__Task requirements__
Wherever a line of the records contains "title", copy that line.
Input data START
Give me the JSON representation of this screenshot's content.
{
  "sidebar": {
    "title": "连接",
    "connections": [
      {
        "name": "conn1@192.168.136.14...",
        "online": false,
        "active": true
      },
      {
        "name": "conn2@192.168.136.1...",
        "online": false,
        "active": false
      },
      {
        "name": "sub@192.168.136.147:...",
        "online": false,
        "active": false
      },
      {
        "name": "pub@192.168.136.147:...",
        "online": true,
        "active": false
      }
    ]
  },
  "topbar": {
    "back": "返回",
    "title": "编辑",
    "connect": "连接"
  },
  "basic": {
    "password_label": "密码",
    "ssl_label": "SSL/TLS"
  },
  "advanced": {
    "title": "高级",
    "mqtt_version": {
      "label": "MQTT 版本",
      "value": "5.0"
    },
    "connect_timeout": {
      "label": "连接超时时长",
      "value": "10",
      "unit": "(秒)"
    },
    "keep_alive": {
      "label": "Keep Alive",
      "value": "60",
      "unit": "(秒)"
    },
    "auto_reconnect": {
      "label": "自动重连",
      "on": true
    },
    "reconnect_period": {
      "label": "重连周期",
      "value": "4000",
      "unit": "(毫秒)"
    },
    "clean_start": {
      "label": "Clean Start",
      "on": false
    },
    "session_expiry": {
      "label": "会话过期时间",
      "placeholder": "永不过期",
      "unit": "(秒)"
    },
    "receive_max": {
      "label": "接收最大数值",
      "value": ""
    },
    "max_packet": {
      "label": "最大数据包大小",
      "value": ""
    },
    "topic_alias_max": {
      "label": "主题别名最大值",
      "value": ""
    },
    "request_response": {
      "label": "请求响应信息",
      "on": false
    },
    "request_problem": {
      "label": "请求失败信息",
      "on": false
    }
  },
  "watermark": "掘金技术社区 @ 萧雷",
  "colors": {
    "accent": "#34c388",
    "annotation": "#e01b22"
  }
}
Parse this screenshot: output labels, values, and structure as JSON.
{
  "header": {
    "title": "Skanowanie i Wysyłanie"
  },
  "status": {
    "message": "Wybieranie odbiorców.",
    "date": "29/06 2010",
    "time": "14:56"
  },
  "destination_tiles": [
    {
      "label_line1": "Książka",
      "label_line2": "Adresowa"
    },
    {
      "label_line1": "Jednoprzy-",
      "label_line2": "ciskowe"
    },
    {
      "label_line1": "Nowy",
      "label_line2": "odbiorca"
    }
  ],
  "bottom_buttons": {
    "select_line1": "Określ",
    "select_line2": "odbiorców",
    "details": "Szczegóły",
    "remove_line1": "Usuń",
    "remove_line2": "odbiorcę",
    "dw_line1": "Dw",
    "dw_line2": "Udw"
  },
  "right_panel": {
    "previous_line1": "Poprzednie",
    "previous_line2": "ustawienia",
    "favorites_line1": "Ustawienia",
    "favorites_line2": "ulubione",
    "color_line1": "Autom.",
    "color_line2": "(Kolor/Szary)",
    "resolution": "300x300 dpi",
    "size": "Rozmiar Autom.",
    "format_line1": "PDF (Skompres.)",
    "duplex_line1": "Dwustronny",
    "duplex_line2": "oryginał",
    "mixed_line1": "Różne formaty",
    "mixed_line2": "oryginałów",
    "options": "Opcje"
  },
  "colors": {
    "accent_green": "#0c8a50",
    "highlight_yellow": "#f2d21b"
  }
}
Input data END
__Result of this task__
    "title": "连接",
    "title": "编辑",
    "title": "高级",
    "title": "Skanowanie i Wysyłanie"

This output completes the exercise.